--- Source material ---
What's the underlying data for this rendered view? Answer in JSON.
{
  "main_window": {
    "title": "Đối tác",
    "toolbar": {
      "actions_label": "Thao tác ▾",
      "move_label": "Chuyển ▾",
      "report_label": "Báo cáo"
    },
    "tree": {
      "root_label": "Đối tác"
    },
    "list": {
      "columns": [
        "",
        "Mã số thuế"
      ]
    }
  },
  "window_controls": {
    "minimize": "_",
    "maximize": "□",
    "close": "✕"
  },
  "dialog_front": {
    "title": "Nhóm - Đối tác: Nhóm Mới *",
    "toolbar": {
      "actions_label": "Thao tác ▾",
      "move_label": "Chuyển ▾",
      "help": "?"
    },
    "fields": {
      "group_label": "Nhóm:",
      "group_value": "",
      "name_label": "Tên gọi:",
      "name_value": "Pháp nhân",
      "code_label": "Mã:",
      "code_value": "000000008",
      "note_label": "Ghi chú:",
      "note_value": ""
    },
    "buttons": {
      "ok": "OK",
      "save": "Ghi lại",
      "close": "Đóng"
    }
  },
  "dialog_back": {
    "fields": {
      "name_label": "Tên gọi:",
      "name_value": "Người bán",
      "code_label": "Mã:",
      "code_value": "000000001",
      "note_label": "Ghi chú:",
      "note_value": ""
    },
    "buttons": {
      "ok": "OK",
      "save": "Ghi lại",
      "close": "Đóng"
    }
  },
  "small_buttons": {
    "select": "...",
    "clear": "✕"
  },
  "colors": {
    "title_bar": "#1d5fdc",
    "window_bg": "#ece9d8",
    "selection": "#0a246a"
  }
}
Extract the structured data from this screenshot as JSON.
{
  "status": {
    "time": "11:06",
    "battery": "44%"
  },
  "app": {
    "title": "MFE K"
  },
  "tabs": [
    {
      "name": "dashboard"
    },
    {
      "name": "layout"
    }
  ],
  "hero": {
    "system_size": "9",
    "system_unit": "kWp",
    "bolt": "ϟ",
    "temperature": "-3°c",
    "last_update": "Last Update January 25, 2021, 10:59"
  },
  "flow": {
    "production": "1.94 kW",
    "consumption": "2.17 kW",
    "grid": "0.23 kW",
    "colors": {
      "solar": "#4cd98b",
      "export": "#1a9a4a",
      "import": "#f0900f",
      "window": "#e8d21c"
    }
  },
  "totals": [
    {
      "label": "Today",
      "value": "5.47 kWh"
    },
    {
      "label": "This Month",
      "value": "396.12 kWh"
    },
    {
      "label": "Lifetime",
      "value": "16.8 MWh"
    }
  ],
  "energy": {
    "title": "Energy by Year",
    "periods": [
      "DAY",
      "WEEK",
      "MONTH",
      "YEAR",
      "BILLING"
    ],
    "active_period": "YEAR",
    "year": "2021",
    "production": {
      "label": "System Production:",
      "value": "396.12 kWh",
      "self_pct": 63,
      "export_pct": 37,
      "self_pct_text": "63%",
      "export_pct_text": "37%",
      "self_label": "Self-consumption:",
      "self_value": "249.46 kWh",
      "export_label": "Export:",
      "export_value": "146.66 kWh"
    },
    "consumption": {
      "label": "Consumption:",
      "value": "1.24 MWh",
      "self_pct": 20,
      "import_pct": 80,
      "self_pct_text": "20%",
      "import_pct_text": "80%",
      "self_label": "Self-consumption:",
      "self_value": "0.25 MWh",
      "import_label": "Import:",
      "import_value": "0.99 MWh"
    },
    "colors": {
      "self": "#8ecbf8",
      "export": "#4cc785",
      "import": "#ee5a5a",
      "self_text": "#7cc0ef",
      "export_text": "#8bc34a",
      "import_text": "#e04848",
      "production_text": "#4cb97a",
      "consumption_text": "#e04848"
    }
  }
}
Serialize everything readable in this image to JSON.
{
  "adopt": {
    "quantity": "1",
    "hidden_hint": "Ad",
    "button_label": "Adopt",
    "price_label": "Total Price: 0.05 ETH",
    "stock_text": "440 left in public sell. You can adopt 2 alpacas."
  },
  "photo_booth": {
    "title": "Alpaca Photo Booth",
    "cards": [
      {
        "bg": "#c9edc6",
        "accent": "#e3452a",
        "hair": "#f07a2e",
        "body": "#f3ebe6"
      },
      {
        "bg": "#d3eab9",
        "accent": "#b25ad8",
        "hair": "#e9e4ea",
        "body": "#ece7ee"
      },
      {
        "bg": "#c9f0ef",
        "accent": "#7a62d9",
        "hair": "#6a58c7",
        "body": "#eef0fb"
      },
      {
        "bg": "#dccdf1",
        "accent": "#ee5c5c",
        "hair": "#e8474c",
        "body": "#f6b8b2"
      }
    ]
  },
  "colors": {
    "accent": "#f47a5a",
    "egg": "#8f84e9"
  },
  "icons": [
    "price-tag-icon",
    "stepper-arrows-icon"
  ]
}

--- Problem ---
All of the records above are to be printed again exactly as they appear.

--- Output below ---
What's the underlying data for this rendered view? Answer in JSON.
{
  "main_window": {
    "title": "Đối tác",
    "toolbar": {
      "actions_label": "Thao tác ▾",
      "move_label": "Chuyển ▾",
      "report_label": "Báo cáo"
    },
    "tree": {
      "root_label": "Đối tác"
    },
    "list": {
      "columns": [
        "",
        "Mã số thuế"
      ]
    }
  },
  "window_controls": {
    "minimize": "_",
    "maximize": "□",
    "close": "✕"
  },
  "dialog_front": {
    "title": "Nhóm - Đối tác: Nhóm Mới *",
    "toolbar": {
      "actions_label": "Thao tác ▾",
      "move_label": "Chuyển ▾",
      "help": "?"
    },
    "fields": {
      "group_label": "Nhóm:",
      "group_value": "",
      "name_label": "Tên gọi:",
      "name_value": "Pháp nhân",
      "code_label": "Mã:",
      "code_value": "000000008",
      "note_label": "Ghi chú:",
      "note_value": ""
    },
    "buttons": {
      "ok": "OK",
      "save": "Ghi lại",
      "close": "Đóng"
    }
  },
  "dialog_back": {
    "fields": {
      "name_label": "Tên gọi:",
      "name_value": "Người bán",
      "code_label": "Mã:",
      "code_value": "000000001",
      "note_label": "Ghi chú:",
      "note_value": ""
    },
    "buttons": {
      "ok": "OK",
      "save": "Ghi lại",
      "close": "Đóng"
    }
  },
  "small_buttons": {
    "select": "...",
    "clear": "✕"
  },
  "colors": {
    "title_bar": "#1d5fdc",
    "window_bg": "#ece9d8",
    "selection": "#0a246a"
  }
}
Extract the structured data from this screenshot as JSON.
{
  "status": {
    "time": "11:06",
    "battery": "44%"
  },
  "app": {
    "title": "MFE K"
  },
  "tabs": [
    {
      "name": "dashboard"
    },
    {
      "name": "layout"
    }
  ],
  "hero": {
    "system_size": "9",
    "system_unit": "kWp",
    "bolt": "ϟ",
    "temperature": "-3°c",
    "last_update": "Last Update January 25, 2021, 10:59"
  },
  "flow": {
    "production": "1.94 kW",
    "consumption": "2.17 kW",
    "grid": "0.23 kW",
    "colors": {
      "solar": "#4cd98b",
      "export": "#1a9a4a",
      "import": "#f0900f",
      "window": "#e8d21c"
    }
  },
  "totals": [
    {
      "label": "Today",
      "value": "5.47 kWh"
    },
    {
      "label": "This Month",
      "value": "396.12 kWh"
    },
    {
      "label": "Lifetime",
      "value": "16.8 MWh"
    }
  ],
  "energy": {
    "title": "Energy by Year",
    "periods": [
      "DAY",
      "WEEK",
      "MONTH",
      "YEAR",
      "BILLING"
    ],
    "active_period": "YEAR",
    "year": "2021",
    "production": {
      "label": "System Production:",
      "value": "396.12 kWh",
      "self_pct": 63,
      "export_pct": 37,
      "self_pct_text": "63%",
      "export_pct_text": "37%",
      "self_label": "Self-consumption:",
      "self_value": "249.46 kWh",
      "export_label": "Export:",
      "export_value": "146.66 kWh"
    },
    "consumption": {
      "label": "Consumption:",
      "value": "1.24 MWh",
      "self_pct": 20,
      "import_pct": 80,
      "self_pct_text": "20%",
      "import_pct_text": "80%",
      "self_label": "Self-consumption:",
      "self_value": "0.25 MWh",
      "import_label": "Import:",
      "import_value": "0.99 MWh"
    },
    "colors": {
      "self": "#8ecbf8",
      "export": "#4cc785",
      "import": "#ee5a5a",
      "self_text": "#7cc0ef",
      "export_text": "#8bc34a",
      "import_text": "#e04848",
      "production_text": "#4cb97a",
      "consumption_text": "#e04848"
    }
  }
}
Serialize everything readable in this image to JSON.
{
  "adopt": {
    "quantity": "1",
    "hidden_hint": "Ad",
    "button_label": "Adopt",
    "price_label": "Total Price: 0.05 ETH",
    "stock_text": "440 left in public sell. You can adopt 2 alpacas."
  },
  "photo_booth": {
    "title": "Alpaca Photo Booth",
    "cards": [
      {
        "bg": "#c9edc6",
        "accent": "#e3452a",
        "hair": "#f07a2e",
        "body": "#f3ebe6"
      },
      {
        "bg": "#d3eab9",
        "accent": "#b25ad8",
        "hair": "#e9e4ea",
        "body": "#ece7ee"
      },
      {
        "bg": "#c9f0ef",
        "accent": "#7a62d9",
        "hair": "#6a58c7",
        "body": "#eef0fb"
      },
      {
        "bg": "#dccdf1",
        "accent": "#ee5c5c",
        "hair": "#e8474c",
        "body": "#f6b8b2"
      }
    ]
  },
  "colors": {
    "accent": "#f47a5a",
    "egg": "#8f84e9"
  },
  "icons": [
    "price-tag-icon",
    "stepper-arrows-icon"
  ]
}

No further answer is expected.